At the moment the current regulations are as follows:-
- Carryout a risk assessment with the view of reducing noise to its lowest practical level.
- The assessments of employee noise exposure should be made by a "competent person". That is to say someone who has undergone the required training.
- Assessment records have to be kept to comply with the regulations.
The regulations which are proposed to come in force in 2005 from the EU will be as follows:-
- If an employee is subjected to a noise level of below 85dB(A) over an eight hour period at work then no action need be taken and the provision of hearing protection is not legally necessary.
- If an employee is subjected to a noise level above 85dB(A) but below 90dB(A) over an eight hour period at work then the employer must ensure that hearing protection is provided.
- If an employee is subjected to a noise level above 90dB(A) over an eight hour period at work then not only must the employer provide but enforce the wearing of hearing protection but the employer must take all possible steps to reduce the exposure of the employee by all practical means.
The above notes are for guidance only and for exact details please consult the "Noise at Work Regulations". www.hse.gov.uk/pubns/indg75l.htm.
- If an employee is subjected to a noise level of below 80dB(A) over an eight hour period at work then no action need be taken and the provision of hearing protection is not legally necessary.
- If an employee is subjected to a noise level above 80dB(A) but below 85dB(A) over an eight hour period at work then the employer must ensure that hearing protection is provided.

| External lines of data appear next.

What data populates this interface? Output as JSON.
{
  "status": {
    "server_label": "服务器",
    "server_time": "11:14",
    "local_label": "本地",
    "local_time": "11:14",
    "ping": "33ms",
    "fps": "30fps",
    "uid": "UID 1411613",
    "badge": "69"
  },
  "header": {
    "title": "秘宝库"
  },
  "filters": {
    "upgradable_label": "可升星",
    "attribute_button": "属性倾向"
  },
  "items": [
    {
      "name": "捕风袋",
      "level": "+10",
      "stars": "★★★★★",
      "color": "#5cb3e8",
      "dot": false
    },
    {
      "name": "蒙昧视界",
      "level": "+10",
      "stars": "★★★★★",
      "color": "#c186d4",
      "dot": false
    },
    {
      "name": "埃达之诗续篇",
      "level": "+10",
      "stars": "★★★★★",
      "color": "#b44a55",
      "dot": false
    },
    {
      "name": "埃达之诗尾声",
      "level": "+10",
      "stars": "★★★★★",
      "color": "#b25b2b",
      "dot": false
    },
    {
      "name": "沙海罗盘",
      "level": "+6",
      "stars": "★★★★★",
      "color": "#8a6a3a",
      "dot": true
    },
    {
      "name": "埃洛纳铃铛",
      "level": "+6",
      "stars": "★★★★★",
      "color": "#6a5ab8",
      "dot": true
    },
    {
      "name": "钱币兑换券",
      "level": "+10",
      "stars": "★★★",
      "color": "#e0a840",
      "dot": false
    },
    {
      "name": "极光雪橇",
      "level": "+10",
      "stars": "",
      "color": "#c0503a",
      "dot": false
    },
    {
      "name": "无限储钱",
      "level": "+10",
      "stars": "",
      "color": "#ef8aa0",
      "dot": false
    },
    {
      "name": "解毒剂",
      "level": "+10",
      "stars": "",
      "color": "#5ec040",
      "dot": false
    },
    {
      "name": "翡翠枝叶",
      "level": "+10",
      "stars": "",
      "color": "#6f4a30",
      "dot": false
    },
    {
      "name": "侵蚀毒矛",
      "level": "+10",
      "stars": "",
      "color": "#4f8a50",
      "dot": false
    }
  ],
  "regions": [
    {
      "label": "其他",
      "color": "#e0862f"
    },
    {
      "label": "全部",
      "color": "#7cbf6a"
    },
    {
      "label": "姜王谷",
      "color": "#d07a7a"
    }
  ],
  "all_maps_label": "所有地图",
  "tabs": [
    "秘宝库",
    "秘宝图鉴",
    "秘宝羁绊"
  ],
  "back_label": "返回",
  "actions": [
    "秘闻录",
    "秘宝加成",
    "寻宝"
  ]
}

- If an employee is subjected to a noise level above 85dB(A) over an eight hour period at work then not only must the employer provide but enforce the wearing of hearing protection but the employer must take all possible steps to reduce the exposure of the employee by all practical means.